◆ **REQUIRED ACTION**
Go through the lines below and tally each one holding "description". Write only the total.

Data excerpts
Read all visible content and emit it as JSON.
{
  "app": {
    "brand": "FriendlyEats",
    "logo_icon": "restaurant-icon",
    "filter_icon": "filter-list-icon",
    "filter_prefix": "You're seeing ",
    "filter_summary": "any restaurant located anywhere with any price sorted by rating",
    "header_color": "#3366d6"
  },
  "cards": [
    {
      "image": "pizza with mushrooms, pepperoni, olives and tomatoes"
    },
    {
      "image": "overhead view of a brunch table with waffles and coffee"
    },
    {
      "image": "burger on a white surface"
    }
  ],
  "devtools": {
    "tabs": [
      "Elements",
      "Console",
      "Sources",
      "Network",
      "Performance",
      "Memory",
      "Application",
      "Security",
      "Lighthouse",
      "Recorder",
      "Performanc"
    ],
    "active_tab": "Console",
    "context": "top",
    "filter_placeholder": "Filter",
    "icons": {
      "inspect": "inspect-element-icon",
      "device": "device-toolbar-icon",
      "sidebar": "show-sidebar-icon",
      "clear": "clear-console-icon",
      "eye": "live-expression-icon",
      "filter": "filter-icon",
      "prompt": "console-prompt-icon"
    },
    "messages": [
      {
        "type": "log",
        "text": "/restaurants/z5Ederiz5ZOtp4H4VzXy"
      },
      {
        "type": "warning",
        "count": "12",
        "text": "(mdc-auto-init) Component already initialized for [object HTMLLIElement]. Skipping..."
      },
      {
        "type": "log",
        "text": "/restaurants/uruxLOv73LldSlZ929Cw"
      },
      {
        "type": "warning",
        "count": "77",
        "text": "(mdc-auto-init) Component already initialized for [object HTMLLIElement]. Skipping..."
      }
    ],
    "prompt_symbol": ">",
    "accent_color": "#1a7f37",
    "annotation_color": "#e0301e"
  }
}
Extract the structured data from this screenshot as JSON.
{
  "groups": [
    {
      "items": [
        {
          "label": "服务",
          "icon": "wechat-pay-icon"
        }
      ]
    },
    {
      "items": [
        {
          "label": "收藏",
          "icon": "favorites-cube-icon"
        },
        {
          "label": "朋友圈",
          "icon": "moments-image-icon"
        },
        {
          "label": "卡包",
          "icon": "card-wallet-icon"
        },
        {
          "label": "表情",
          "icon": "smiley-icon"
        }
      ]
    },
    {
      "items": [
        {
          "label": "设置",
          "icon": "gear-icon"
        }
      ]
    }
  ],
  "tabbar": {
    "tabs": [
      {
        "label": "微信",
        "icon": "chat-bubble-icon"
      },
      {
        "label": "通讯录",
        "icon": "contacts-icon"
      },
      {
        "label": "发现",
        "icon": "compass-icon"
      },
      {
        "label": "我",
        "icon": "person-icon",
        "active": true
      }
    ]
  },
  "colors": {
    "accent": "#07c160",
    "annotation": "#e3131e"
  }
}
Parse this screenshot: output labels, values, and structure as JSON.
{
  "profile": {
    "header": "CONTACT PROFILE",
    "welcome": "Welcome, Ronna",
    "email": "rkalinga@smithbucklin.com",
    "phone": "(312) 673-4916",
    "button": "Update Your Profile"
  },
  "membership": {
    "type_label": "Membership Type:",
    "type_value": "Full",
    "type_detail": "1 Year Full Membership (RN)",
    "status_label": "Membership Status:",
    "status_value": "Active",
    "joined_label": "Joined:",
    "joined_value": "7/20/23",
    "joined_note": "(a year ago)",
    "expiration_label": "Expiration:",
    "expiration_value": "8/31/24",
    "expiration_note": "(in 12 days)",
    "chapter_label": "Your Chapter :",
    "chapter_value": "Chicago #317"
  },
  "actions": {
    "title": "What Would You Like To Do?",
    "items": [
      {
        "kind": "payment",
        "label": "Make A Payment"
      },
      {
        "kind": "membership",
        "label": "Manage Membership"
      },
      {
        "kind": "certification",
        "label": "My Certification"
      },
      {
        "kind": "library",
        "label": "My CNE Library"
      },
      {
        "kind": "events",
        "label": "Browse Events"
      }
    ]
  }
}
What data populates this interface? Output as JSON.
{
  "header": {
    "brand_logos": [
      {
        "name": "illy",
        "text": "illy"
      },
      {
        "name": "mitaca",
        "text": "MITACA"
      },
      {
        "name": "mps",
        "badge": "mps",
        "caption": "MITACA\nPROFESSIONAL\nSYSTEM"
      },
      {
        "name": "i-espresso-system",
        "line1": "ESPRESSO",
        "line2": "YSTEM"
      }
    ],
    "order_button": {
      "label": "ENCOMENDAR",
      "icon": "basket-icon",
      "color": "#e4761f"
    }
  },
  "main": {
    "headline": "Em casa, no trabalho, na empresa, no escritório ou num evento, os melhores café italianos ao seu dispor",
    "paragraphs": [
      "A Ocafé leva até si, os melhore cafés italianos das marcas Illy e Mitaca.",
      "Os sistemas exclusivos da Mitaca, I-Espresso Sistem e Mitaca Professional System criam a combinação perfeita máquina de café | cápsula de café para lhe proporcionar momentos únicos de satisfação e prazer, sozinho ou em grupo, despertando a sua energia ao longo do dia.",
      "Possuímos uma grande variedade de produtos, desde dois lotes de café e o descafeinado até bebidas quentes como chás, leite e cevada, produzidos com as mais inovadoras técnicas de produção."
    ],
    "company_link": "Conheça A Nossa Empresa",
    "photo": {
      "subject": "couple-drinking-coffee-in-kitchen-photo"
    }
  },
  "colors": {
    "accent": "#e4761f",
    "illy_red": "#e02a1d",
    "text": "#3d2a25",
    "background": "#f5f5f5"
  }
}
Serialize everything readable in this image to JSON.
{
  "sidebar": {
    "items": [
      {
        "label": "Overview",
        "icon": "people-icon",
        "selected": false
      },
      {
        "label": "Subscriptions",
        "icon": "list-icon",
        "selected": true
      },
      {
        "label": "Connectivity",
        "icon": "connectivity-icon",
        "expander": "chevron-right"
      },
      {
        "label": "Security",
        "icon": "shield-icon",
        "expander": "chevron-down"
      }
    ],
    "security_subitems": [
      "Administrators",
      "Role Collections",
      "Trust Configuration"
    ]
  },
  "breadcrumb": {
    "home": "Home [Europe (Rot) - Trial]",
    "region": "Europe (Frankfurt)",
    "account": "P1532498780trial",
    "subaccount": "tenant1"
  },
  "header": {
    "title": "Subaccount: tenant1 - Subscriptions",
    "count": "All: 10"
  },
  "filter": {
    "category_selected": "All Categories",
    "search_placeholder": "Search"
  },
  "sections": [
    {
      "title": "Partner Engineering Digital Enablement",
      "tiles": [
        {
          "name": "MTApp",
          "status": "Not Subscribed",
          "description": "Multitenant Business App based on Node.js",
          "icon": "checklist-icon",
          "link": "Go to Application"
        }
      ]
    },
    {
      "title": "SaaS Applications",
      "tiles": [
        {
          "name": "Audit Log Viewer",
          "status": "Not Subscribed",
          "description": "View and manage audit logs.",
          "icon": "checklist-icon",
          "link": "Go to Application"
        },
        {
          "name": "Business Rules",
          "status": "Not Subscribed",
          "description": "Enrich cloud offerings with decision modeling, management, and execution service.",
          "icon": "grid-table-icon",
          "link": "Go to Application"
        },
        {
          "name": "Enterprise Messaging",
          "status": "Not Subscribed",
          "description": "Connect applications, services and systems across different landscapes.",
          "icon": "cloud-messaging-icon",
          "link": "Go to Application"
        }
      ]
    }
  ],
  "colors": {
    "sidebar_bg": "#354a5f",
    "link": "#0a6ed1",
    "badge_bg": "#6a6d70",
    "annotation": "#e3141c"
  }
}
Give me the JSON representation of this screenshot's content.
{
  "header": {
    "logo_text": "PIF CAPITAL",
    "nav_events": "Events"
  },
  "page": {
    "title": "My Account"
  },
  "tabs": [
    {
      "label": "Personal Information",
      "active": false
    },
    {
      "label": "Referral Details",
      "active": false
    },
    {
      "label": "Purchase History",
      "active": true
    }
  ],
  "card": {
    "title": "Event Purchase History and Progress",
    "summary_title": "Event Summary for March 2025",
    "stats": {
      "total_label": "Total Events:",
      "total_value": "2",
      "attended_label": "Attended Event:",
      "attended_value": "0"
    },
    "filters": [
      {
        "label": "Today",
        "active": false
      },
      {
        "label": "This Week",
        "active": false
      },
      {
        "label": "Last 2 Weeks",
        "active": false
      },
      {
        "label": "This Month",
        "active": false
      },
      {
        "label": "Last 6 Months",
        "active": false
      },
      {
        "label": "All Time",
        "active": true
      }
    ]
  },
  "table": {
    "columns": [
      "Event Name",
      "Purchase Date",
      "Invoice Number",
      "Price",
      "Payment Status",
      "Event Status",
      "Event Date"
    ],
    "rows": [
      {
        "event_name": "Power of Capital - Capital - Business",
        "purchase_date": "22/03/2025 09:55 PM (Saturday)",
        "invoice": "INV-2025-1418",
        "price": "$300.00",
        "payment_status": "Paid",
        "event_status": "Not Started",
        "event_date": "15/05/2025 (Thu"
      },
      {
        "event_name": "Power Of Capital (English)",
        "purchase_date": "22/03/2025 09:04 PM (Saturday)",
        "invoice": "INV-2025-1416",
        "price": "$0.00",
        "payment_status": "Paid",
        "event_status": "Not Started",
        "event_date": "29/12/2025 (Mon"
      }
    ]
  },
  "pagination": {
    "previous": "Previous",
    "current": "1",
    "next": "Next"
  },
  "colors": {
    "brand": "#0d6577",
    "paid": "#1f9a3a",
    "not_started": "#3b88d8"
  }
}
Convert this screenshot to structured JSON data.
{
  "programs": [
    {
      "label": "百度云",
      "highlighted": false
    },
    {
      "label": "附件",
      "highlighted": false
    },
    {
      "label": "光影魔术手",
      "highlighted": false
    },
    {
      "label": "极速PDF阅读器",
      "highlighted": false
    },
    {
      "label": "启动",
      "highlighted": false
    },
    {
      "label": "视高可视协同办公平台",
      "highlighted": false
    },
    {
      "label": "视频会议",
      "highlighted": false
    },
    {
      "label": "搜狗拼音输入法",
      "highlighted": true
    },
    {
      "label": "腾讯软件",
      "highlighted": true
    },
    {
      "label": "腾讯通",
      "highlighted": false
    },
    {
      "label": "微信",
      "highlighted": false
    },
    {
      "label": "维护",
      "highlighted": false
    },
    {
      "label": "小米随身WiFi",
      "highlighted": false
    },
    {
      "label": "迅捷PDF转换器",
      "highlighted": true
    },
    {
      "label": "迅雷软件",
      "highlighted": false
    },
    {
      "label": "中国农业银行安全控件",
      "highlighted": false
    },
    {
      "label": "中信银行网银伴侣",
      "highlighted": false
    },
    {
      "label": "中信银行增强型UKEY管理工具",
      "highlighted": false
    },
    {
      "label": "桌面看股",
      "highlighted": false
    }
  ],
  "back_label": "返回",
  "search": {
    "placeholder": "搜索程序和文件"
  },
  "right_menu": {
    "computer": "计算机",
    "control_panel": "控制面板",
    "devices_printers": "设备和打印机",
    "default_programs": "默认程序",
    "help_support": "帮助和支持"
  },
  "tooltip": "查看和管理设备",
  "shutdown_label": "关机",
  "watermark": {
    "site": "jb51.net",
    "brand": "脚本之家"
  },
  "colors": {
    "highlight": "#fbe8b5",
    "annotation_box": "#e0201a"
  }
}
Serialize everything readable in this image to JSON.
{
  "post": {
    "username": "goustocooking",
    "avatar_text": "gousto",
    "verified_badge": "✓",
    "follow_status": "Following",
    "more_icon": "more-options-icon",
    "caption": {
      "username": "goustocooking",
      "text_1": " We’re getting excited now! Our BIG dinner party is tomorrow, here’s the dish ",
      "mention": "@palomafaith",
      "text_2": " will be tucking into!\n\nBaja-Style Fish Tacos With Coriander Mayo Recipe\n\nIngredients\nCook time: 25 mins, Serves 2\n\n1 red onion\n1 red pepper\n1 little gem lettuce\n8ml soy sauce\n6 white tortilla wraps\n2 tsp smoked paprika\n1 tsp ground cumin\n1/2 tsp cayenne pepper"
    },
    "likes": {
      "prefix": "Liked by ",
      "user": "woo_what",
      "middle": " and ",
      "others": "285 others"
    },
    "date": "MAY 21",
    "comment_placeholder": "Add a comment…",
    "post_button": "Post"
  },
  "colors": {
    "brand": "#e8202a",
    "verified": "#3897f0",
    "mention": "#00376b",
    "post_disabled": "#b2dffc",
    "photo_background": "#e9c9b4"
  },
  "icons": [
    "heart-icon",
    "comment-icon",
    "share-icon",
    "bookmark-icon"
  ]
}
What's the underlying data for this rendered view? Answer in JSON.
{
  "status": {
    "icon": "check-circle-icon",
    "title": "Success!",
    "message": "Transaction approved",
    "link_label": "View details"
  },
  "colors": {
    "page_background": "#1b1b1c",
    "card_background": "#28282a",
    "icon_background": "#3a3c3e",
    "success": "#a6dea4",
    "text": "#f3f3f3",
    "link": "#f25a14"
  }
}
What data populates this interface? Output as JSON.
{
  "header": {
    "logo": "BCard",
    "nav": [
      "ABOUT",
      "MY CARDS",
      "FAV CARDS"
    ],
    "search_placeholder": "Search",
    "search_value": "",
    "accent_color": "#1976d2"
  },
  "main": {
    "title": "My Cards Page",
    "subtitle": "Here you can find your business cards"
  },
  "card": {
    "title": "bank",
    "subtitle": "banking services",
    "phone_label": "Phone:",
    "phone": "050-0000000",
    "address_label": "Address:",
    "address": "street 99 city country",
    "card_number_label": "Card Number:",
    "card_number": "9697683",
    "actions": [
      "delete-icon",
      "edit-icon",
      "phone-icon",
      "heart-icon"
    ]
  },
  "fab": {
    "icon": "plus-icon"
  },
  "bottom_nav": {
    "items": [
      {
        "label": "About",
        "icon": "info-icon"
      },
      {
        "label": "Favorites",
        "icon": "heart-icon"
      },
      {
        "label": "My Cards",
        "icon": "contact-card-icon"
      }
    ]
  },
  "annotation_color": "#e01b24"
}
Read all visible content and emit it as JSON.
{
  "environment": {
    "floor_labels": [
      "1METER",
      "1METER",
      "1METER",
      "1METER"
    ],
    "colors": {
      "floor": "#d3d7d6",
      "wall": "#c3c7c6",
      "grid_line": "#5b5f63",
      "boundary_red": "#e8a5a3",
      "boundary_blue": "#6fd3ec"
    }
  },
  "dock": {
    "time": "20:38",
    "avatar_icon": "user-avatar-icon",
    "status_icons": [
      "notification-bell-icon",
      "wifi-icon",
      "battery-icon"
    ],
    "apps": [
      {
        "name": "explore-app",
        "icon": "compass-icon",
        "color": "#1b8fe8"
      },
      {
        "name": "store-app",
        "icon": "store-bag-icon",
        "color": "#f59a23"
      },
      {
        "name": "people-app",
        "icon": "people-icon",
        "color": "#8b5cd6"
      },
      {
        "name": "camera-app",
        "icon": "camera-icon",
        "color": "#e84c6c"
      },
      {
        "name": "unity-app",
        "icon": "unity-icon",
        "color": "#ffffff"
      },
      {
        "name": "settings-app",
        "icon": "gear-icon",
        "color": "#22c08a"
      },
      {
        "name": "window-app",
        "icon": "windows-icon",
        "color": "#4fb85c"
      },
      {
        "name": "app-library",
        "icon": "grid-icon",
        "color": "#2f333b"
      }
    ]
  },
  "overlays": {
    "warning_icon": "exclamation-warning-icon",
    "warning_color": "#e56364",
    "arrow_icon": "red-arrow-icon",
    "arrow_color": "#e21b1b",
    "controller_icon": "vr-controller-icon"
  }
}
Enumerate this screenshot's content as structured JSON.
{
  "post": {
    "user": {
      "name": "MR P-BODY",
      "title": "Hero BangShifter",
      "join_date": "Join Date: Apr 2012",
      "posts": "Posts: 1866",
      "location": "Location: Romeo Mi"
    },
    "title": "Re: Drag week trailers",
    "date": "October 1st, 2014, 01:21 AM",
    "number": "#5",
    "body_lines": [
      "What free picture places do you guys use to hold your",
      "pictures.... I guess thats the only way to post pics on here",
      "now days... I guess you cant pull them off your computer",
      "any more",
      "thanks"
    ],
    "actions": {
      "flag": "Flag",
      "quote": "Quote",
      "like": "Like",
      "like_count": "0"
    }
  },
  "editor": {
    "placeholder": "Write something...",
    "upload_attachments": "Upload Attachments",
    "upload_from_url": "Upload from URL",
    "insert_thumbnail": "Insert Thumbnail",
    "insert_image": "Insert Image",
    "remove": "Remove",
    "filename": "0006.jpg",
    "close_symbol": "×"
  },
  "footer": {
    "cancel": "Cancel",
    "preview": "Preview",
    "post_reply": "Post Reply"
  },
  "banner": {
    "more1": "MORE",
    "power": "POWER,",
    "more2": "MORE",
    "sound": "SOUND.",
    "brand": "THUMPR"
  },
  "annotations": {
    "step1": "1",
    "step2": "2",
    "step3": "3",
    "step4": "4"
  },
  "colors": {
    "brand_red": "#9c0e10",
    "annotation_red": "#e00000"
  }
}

◆ **ANSWER TO THE PROBLEM**
4